The Orthodox Holy and Great Council wound up in Crete on Sunday with a declaration on several issues facing the world that had no place on the agenda of its week-long discussions of internal problems of the Orthodox Church.
The Council’s message to ”the Orthodox people and to all people of good will” said follow-up meetings might be held every seven to 10 years and reiterated official support for dialogue with other Christians, the most hotly debated issue during the closed-door conference.
The Council, the first such summit in 1,200 years, then condemned the “morbid religiosity” of the violence committed by fundamentalists of various religions, called for peace in the Middle East, warned against the negative consequences of scientific progress and said “the present-day ecological crisis is due to spiritual and moral causes”.
The heads of the 10 participating churches celebrated a Sunday divine liturgy to mark the end of the meeting, which the churches of Russia, Bulgaria, Georgia and Antioch announced they were boycotting in the weeks before the sessions began on 20 June.
“The key priority of the Council was to proclaim the unity of the Orthodox Church,” the message said. “The existing unity needs to be strengthened and to bear new fruits.” It mentioned a proposal for follow-up councils “to be convened every seven or ten years” without offering any other indication if or when another summit would be held.
The Church attached “great importance” to dialogue with other faiths, especially with other Christians, it stressed. “The explosions of fundamentalism observed within various religions represent an expression of morbid religiosity. Sober inter-religious dialogue helps significantly to promote mutual trust, peace and reconciliation. The oil of religious experience must be used to heal wounds and not to rekindle the fire of military conflicts.”
It denounced the persecution of Christians and other religious minorities in the Middle East as well as the destruction of churches and cultural monuments, and urged countries taking in refugees “to continue to offer help to the limit or even beyond the limit of their abilities”.
The message, signed by all delegation members, criticised the secularisation of western societies and defended the “indissoluble loving relationship of man and woman as “a great mystery … of Christ and the Church”. The family that springs from marriage is a “little church”, it added.
The Orthodox Church does not adopt a position on every scientific question, the message said, but denounces “the gradual loss of precious traditions, the destruction of the natural environment and the questioning of moral values”. Science cannot answer moral questions, which the Church tries to respond to “through a bioethics … founded on Christian ethics and Patristic teaching”.
The message argued the present ecological crisis — a problem of special concern for Ecumenical Patriarch Bartholomew — had its roots in “greed, avarice and egoism, which lead to the thoughtless use of natural resources, the filling of the atmosphere with damaging pollutants and to climate change”.

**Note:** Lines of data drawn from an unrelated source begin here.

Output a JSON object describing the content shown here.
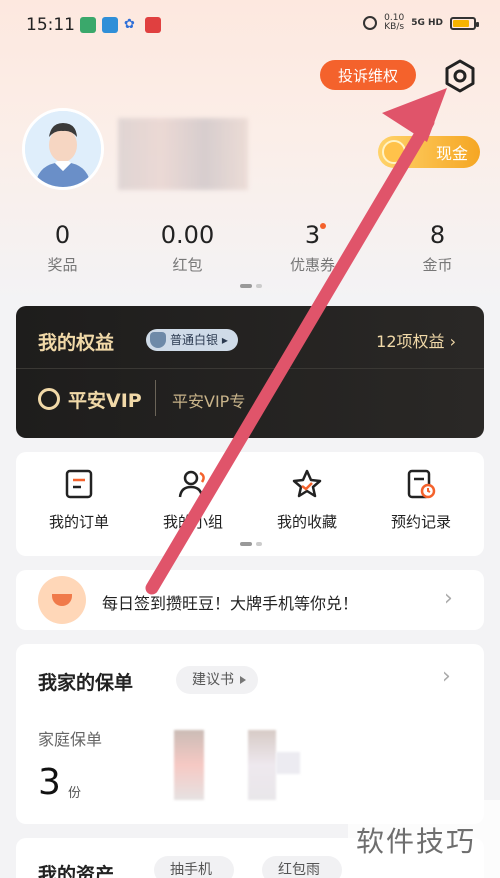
{
  "status_bar": {
    "time": "15:11",
    "net_speed": "0.10",
    "net_unit": "KB/s",
    "signal": "5G HD"
  },
  "header": {
    "complaint_label": "投诉维权",
    "cash_label": "现金"
  },
  "stats": [
    {
      "value": "0",
      "label": "奖品"
    },
    {
      "value": "0.00",
      "label": "红包"
    },
    {
      "value": "3",
      "label": "优惠券"
    },
    {
      "value": "8",
      "label": "金币"
    }
  ],
  "rights": {
    "title": "我的权益",
    "badge": "普通白银",
    "count": "12项权益",
    "vip_logo": "平安VIP",
    "vip_sub": "平安VIP专"
  },
  "quick_actions": [
    {
      "label": "我的订单",
      "icon": "order-icon"
    },
    {
      "label": "我的小组",
      "icon": "group-icon"
    },
    {
      "label": "我的收藏",
      "icon": "star-icon"
    },
    {
      "label": "预约记录",
      "icon": "appointment-icon"
    }
  ],
  "banner": {
    "text": "每日签到攒旺豆！大牌手机等你兑！"
  },
  "policy": {
    "title": "我家的保单",
    "tag": "建议书",
    "family_label": "家庭保单",
    "family_count": "3",
    "family_unit": "份"
  },
  "assets": {
    "title": "我的资产",
    "tags": [
      "抽手机",
      "红包雨"
    ]
  },
  "watermark": "软件技巧",
  "colors": {
    "accent": "#f4622c",
    "gold": "#f1d9a8",
    "arrow": "#e0546a"
  }
}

It called religious freedom — the freedom of belief as well as the right to worship and provide religious education — a fundamental human right.
“The Holy and Great Council has opened our horizon towards the contemporary diverse and multifarious world,” it said in summary. “The Orthodox Church … is sensitive to the pain, the distress and the cry for justice and peace of the peoples of the world.”
Photo courtesy of Sean Hawkey